John Cage Notes
He thought if he’s not going to have tonality in his music he’ll need something to make an alternative structure, and that was rhythm. The European structure is based on tonality, and wouldn’t admit noises or pitches outside the major and minor scale.
Noises delighted Cage, his interest were with noises and he was also interested in time. He saw time as the proper basis of sound because it included both sound and silence.
John Cage sees himself as a percussion composer whether he writes for percussion instruments or not, his work is based on duration rather than frequency.
‘I still believe what I wrote in 1939 “Percussion music is revolution.”‘ (Kostelanetz. 1987). New music new society. Accepting the fact that noises are sounds and that music is made with sounds, not just musical sounds.
Cage doesn’t hear music when he writes it. He writes to hear something he hasn’t heard. His notation is unusual, he writes in a way which isn’t familiar.
Cage uses the I Ching a lot when he is composing. He studied Zen Buddhism. He wanted the music to have no intention, and starting from an empty mind.
4’33” is a piece with three movements and throughout the whole piece there are no sounds. He wanted the piece to be free from his likes and dislikes, free from the composer’s feelings. Also he wanted people to realise that the sounds of the environment were more interesting than the music they hear in a concert hall. In the premiere during the first movement you could hear the wind stirring outside. During the second you could hear the rain on the roof, and during the third the audience were making all sorts of interesting sounds.
0’00” is the continuation of one’s daily work, whatever it is, done with contact microphones, without an audience in a theatre or concert hall.

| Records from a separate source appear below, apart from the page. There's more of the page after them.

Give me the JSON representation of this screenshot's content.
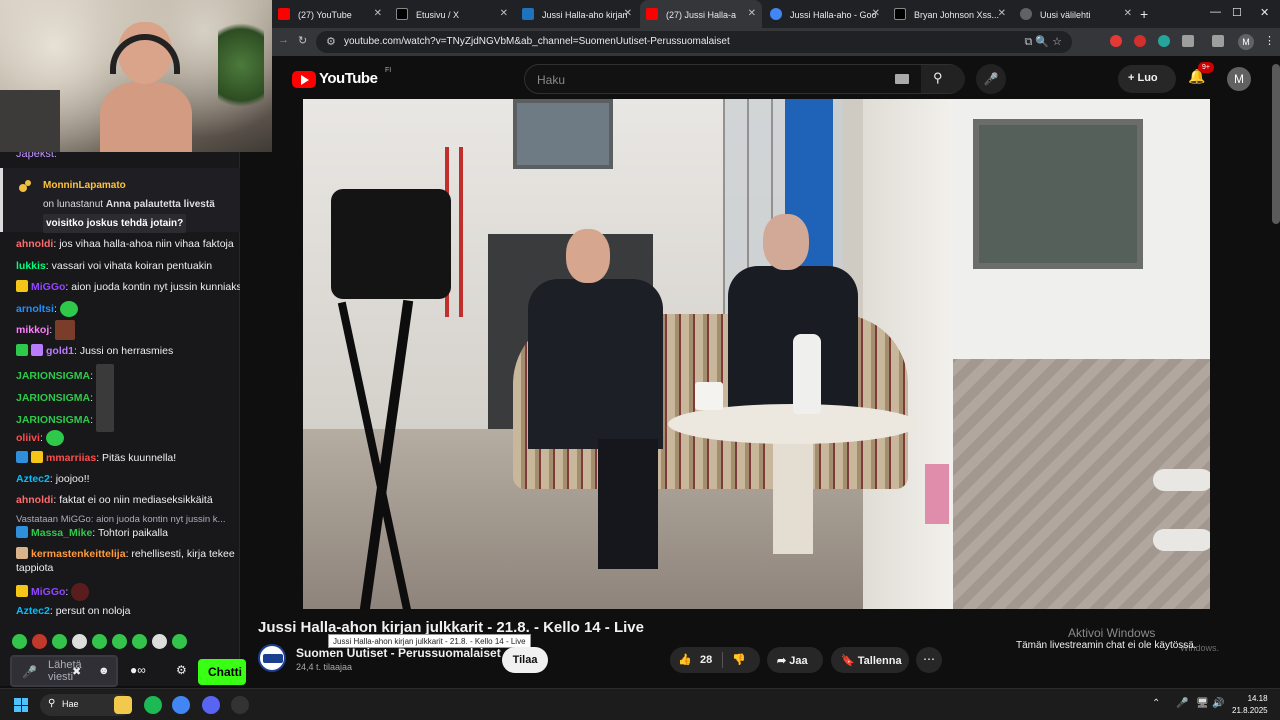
{
  "chat": {
    "cut_username": "Japekst:",
    "redeem": {
      "user": "MonninLapamato",
      "text_pre": "on lunastanut",
      "reward": "Anna palautetta livestä",
      "question": "voisitko joskus tehdä jotain?"
    },
    "messages": [
      {
        "user": "ahnoldi",
        "color": "#ff6b6b",
        "text": "jos vihaa halla-ahoa niin vihaa faktoja"
      },
      {
        "user": "lukkis",
        "color": "#00ff7f",
        "text": "vassari voi vihata koiran pentuakin"
      },
      {
        "user": "MiGGo",
        "color": "#9146ff",
        "text": "aion juoda kontin nyt jussin kunniaksi"
      },
      {
        "user": "arnoltsi",
        "color": "#1e90ff",
        "text": ""
      },
      {
        "user": "mikkoj",
        "color": "#ff7eff",
        "text": ""
      },
      {
        "user": "gold1",
        "color": "#b97cff",
        "text": "Jussi on herrasmies"
      },
      {
        "user": "JARIONSIGMA",
        "color": "#2ec94a",
        "text": ""
      },
      {
        "user": "JARIONSIGMA",
        "color": "#2ec94a",
        "text": ""
      },
      {
        "user": "JARIONSIGMA",
        "color": "#2ec94a",
        "text": ""
      },
      {
        "user": "oliivi",
        "color": "#ff4d4d",
        "text": ""
      },
      {
        "user": "mmarriias",
        "color": "#ff4d4d",
        "text": "Pitäs kuunnella!"
      },
      {
        "user": "Aztec2",
        "color": "#00bfff",
        "text": "joojoo!!"
      },
      {
        "user": "ahnoldi",
        "color": "#ff6b6b",
        "text": "faktat ei oo niin mediaseksikkäitä"
      },
      {
        "user": "Massa_Mike",
        "color": "#2ec94a",
        "text": "Tohtori paikalla"
      },
      {
        "user": "kermastenkeittelija",
        "color": "#ff9b3d",
        "text": "rehellisesti, kirja tekee"
      },
      {
        "user": "MiGGo",
        "color": "#9146ff",
        "text": ""
      },
      {
        "user": "Aztec2",
        "color": "#00bfff",
        "text": "persut on noloja"
      }
    ],
    "reply_hint": "Vastataan MiGGo: aion juoda kontin nyt jussin k...",
    "wrap_line": "tappiota",
    "input_placeholder": "Lähetä viesti",
    "points": "∞",
    "chat_button": "Chatti"
  },
  "browser": {
    "tabs": [
      {
        "label": "(27) YouTube",
        "fav": "#ff0000"
      },
      {
        "label": "Etusivu / X",
        "fav": "#000000"
      },
      {
        "label": "Jussi Halla-aho kirjan",
        "fav": "#1e73be"
      },
      {
        "label": "(27) Jussi Halla-a",
        "fav": "#ff0000",
        "active": true
      },
      {
        "label": "Jussi Halla-aho - Goo",
        "fav": "#4285f4"
      },
      {
        "label": "Bryan Johnson Xss...",
        "fav": "#000000"
      },
      {
        "label": "Uusi välilehti",
        "fav": "#5f6368"
      }
    ],
    "url": "youtube.com/watch?v=TNyZjdNGVbM&ab_channel=SuomenUutiset-Perussuomalaiset",
    "profile_initial": "M"
  },
  "youtube": {
    "logo_text": "YouTube",
    "country": "FI",
    "search_placeholder": "Haku",
    "create_label": "Luo",
    "notif_count": "9+",
    "avatar_initial": "M",
    "video_title": "Jussi Halla-ahon kirjan julkkarit - 21.8. - Kello 14 - Live",
    "tooltip": "Jussi Halla-ahon kirjan julkkarit - 21.8. - Kello 14 - Live",
    "channel_name": "Suomen Uutiset - Perussuomalaiset",
    "subscribers": "24,4 t. tilaajaa",
    "subscribe_label": "Tilaa",
    "likes": "28",
    "share_label": "Jaa",
    "save_label": "Tallenna",
    "chat_disabled": "Tämän livestreamin chat ei ole käytössä.",
    "activate_windows": "Aktivoi Windows",
    "activate_windows_sub": "Windows."
  },
  "taskbar": {
    "search_label": "Hae",
    "time": "14.18",
    "date": "21.8.2025",
    "discord_badge": "9+"
  }
}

Simply continuing one’s daily work but now amplified through loudspeakers. The piece is saying everything we do is music, everything he does produces sound. When the sound are quite they become loud through the use of the microphones. Also what he does once may not be repeated again.
‘By means of electronics, it has been made apparent that everything is musical.’ (Kostelanetz. 1987). Musical pleasure can come from making audible the sounds that already exist.
‘Rozart Mix’ is a performance, this performance at Brandeis used six performers, thirteen tape machines and ninety tape loops of different lengths. The performance was to put the loops on the various tape machines and take them off. Because there were so many tape loops it was clear that there were no intentions involved with which tape to play. The number of people and tapes also depended on who was available that evening and how many tapes were available, so also free of intentions.
The idea with ‘Variations VII’ was to go fishing for the sounds, to pick up the sounds which are already in the air. Using ordinary radios, Geiger counters, police radio receiver and telephone lines connected to different parts of the city, these sound were made audible for the audience to enjoy.
There is no such thing as silence. Rauschenberg ‘White Paintings’, 1940s, were four white un-painted canvases. Cage thought they were like looking at silence, the paintings collected dusk, you could see the different texture on the canvas, shadows, they changed with the light. Cage composed a music piece called 4’33”, which is four and a half minutes of silence, the performance is about the sounds of the environment. The Nam June Paik film, is a film with no images, so when it is projected the dust particles on the film is what you see. The nature of the environment is on the film, with the ‘White Paintings’ the environment is falling onto the canvas. With the 4’33’ music piece, the sound of the environment remain where they are. The essential meaning of silence is to give up the intention.